The History of Wigs: From Ancient Egypt to Modern Times

    Wigs have been a fashionable accessory for centuries, evolving from ancient times to become a staple in the world of fashion and beauty. From their humble beginnings in ancient Egypt to the extravagant wigs of the 18th century, let's take a journey through the fascinating history of wigs.

    Ancient Egypt: The Birth of Wigs

    Our wig journey begins in ancient Egypt, where wigs were more than just a fashion statement; they were a symbol of status and power. Egyptians used wigs to protect their heads from the scorching desert sun and to prevent lice infestations. Wigs were typically made from human hair, wool, or plant fibers and were adorned with beads, precious stones, and even gold thread to showcase wealth.

    Wigs in ancient Egypt were not only worn by women but also by men. They were an integral part of daily grooming, and Egyptians often shaved their heads to wear wigs instead. These wigs were carefully styled and maintained, with some even being passed down through generations.

    The Renaissance: A Wig Renaissance

    Fast forward to the Renaissance era, and wigs took on a whole new level of extravagance. Both men and women wore wigs as a fashion statement, with elaborate designs becoming the norm. Wigs were made from a variety of materials, including human hair, horsehair, and even goat hair.

    During this time, wigs became a symbol of social status and were worn by nobles and the upper class. The more elaborate and intricate the wig, the higher the status of the wearer. Wigs were often powdered with scented powders to mask unpleasant odors and to maintain a fresh fragrance.

    The 18th Century: Wig-mania

    The 18th century marked a period of wig-mania. Wigs reached their peak popularity during this time, especially in Europe. Both men and women wore wigs of various sizes and styles, ranging from the towering and extravagant "powdered wigs" to more natural-looking styles.

    Wigs in the 18th century were often made from horsehair or human hair, and they were powdered with white or gray powder to achieve the fashionable look of the time. These wigs required meticulous care and styling, with intricate curls and braids being the height of fashion.

    The Victorian Era: The Decline of Wigs

    As the Victorian era dawned, wigs started to lose their popularity. The focus shifted towards more natural hairstyles, and wigs became less common. However, wigs continued to be worn by actors and actresses on stage, allowing them to transform into different characters with ease.

    During this era, wigs were often made with human hair, as the use of horsehair had diminished. Wigs were carefully crafted to mimic natural hair, with different shades and styles available to suit the wearer's preferences.

    The Modern Era: Wigs for Fashion and Fun

    In the modern era, wigs have made a comeback both as a fashion statement and as a fun accessory. Wigs are now made from a variety of materials, including human hair, synthetic fibers, and even a blend of both. They come in a multitude of styles and colors, allowing individuals to change their look without committing to a permanent hairstyle.

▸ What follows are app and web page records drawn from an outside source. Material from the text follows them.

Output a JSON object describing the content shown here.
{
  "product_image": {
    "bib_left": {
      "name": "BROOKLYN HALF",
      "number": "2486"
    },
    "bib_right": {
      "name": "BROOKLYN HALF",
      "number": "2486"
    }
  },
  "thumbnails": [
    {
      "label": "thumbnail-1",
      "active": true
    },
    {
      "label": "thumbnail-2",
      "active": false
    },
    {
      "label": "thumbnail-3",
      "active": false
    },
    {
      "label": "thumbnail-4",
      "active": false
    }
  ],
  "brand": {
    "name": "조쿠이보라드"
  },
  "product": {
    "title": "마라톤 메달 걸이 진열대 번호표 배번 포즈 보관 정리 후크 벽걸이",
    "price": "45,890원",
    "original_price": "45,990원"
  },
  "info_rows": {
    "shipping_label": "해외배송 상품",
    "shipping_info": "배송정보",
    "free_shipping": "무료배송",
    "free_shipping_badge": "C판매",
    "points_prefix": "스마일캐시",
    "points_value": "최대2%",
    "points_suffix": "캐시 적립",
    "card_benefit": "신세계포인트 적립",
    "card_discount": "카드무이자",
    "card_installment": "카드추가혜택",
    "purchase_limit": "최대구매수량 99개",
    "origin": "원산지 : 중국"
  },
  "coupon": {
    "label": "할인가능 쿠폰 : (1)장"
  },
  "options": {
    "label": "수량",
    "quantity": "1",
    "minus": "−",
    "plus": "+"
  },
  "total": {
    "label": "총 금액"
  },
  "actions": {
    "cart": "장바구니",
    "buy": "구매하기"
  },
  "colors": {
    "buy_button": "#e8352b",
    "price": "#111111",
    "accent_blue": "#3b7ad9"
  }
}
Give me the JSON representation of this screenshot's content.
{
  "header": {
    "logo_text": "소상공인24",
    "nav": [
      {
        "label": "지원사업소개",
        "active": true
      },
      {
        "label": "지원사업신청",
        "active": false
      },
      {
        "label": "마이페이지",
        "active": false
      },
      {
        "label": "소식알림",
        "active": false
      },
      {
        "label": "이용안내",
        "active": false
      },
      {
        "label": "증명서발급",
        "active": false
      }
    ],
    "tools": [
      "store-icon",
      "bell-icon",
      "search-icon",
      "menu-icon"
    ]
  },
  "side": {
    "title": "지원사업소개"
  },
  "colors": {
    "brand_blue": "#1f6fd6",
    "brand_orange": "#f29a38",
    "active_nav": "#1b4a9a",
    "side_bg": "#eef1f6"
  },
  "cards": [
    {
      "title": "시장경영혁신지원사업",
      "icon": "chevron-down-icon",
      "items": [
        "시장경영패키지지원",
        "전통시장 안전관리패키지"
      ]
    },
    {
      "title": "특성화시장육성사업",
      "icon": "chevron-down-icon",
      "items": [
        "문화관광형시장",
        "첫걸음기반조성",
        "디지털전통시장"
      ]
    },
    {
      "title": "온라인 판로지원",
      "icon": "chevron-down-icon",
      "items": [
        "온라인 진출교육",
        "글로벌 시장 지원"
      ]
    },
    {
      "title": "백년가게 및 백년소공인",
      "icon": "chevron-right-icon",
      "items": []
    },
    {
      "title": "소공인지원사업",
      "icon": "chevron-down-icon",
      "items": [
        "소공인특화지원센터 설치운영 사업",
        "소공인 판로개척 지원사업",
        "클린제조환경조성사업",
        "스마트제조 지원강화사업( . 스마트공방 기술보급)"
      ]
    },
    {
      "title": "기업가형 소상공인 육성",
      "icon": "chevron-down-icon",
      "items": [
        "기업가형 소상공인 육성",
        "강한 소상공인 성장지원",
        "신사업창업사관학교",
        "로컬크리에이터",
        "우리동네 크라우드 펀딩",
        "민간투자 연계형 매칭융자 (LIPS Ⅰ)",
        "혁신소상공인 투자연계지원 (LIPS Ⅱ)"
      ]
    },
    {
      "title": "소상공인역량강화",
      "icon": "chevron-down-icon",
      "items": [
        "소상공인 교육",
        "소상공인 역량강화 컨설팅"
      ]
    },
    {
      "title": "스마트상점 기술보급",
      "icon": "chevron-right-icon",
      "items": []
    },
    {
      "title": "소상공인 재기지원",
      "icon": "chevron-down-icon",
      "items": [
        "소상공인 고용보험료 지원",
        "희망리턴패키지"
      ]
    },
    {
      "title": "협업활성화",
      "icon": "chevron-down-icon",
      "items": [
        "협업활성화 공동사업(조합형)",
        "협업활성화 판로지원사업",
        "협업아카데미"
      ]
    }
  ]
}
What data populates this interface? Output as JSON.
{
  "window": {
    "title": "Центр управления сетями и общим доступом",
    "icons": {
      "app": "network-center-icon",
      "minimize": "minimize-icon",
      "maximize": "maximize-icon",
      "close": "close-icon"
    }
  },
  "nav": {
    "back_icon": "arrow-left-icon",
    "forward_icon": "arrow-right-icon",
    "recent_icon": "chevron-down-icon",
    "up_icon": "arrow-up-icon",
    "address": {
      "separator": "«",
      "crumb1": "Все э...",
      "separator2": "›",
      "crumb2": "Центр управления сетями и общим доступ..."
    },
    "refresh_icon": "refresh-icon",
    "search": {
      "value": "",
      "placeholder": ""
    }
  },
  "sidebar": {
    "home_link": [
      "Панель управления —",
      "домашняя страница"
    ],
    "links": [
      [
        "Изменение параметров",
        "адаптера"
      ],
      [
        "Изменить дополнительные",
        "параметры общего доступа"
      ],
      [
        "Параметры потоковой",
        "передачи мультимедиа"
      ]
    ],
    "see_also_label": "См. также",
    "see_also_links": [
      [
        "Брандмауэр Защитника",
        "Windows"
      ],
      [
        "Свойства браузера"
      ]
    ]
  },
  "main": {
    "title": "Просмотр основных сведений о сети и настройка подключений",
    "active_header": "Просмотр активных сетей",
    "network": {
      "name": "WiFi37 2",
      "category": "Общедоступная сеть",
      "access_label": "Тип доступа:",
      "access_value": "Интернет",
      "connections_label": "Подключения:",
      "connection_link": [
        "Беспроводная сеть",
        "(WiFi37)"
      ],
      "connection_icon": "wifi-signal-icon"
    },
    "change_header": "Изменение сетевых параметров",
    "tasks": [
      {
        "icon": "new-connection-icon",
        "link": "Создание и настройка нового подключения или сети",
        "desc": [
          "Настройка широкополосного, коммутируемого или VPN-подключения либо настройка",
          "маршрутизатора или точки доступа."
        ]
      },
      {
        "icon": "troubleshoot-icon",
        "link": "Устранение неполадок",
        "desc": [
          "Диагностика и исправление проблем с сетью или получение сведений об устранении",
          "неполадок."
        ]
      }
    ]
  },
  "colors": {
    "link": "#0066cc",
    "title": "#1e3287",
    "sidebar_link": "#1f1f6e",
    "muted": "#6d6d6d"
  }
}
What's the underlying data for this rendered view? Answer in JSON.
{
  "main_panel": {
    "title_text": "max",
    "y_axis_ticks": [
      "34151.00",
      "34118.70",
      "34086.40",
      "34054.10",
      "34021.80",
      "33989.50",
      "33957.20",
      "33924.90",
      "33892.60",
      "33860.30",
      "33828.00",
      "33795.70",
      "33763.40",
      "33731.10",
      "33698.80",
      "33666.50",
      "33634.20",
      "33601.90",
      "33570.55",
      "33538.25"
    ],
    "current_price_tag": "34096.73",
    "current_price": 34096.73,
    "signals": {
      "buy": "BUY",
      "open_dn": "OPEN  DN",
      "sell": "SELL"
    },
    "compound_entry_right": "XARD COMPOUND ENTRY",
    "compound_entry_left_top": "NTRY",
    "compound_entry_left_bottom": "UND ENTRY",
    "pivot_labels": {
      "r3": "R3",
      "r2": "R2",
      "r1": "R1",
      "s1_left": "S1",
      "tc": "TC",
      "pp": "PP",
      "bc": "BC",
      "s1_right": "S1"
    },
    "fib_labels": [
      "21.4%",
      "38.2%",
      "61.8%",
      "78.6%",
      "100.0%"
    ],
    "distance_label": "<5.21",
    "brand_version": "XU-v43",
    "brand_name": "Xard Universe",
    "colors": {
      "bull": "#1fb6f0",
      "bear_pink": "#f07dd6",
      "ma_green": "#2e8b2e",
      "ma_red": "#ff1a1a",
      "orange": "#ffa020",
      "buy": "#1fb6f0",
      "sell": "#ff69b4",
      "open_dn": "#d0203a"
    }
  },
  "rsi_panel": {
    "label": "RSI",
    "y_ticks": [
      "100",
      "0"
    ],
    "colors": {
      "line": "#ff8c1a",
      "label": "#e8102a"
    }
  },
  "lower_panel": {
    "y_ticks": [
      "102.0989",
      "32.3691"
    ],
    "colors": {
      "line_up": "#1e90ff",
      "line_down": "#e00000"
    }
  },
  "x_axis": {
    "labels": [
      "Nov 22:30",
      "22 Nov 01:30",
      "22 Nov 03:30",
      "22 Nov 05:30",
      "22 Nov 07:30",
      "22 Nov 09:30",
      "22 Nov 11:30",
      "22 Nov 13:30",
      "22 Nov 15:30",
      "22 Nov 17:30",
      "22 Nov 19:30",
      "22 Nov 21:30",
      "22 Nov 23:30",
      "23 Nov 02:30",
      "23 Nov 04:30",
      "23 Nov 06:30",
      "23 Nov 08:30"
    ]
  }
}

    Wigs are no longer limited to the rich and famous; they have become accessible to people from all walks of life. Whether it's for a special occasion or just for fun, wigs offer endless possibilities for self-expression and style experimentation.

    Conclusion: Wig-tastic!

    From ancient Egypt to modern times, the history of wigs is a testament to the ever-changing world of fashion and beauty. Wigs have evolved from being a symbol of power and status to becoming a versatile accessory for anyone to enjoy.

    So, whether you're looking to channel the elegance of the Renaissance or embrace your inner 18th-century fashionista, wigs are a fantastic way to transform your look and express your unique style. Embrace the wig-tastic journey through time and discover the joy of experimenting with different hairstyles without the commitment.